# DIRECTIONS
Copy out every line of the data that has the word "requested" somewhere in it.

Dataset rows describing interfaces

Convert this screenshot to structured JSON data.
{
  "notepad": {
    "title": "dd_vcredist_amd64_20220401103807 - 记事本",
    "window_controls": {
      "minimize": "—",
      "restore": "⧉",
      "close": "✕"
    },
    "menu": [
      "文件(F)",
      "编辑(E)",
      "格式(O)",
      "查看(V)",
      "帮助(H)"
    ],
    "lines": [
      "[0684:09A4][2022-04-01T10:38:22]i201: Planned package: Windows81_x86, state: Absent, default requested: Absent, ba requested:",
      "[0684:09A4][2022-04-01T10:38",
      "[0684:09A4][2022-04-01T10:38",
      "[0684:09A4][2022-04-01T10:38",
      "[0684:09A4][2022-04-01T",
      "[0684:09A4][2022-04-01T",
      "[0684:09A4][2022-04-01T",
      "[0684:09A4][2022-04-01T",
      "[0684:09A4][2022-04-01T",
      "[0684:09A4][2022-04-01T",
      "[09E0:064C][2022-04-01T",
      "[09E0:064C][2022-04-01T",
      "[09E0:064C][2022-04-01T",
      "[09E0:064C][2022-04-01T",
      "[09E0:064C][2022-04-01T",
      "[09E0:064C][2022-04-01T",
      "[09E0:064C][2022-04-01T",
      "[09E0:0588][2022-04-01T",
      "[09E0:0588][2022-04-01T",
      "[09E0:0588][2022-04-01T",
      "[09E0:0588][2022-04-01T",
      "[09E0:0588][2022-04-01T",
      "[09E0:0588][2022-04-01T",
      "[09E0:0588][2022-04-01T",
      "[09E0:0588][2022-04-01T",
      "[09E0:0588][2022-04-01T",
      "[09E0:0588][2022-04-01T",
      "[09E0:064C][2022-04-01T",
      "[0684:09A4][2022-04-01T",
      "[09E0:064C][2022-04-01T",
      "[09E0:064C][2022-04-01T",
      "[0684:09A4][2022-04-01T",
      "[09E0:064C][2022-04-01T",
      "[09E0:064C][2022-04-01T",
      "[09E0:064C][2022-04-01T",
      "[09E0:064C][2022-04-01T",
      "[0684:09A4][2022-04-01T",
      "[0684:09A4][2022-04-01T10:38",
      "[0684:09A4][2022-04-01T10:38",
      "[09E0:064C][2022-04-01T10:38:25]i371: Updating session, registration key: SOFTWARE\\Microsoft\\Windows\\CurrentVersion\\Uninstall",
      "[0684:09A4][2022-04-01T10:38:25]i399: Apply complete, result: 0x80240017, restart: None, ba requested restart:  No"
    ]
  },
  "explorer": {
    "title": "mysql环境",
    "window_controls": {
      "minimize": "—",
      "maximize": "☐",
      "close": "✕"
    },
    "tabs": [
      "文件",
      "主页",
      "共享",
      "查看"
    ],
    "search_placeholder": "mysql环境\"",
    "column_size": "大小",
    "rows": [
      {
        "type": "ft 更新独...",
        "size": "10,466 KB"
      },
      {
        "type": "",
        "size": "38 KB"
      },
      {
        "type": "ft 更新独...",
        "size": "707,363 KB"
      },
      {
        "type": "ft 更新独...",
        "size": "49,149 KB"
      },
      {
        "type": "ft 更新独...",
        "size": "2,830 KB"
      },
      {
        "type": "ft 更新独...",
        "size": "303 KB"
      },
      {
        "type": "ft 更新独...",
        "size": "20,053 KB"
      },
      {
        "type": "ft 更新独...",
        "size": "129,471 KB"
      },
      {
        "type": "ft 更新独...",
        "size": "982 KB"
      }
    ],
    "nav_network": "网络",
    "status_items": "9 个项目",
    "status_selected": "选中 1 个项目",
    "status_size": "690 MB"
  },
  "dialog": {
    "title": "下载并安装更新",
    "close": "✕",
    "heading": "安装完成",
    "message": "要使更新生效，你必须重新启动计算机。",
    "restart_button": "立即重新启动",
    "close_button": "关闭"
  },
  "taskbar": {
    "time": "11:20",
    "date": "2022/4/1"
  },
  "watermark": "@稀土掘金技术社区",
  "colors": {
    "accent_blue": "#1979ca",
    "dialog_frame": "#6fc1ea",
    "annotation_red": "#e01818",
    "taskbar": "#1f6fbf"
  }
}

# SOLUTION TO THIS EXERCISE
      "[0684:09A4][2022-04-01T10:38:22]i201: Planned package: Windows81_x86, state: Absent, default requested: Absent, ba requested:",
      "[0684:09A4][2022-04-01T10:38:25]i399: Apply complete, result: 0x80240017, restart: None, ba requested restart:  No"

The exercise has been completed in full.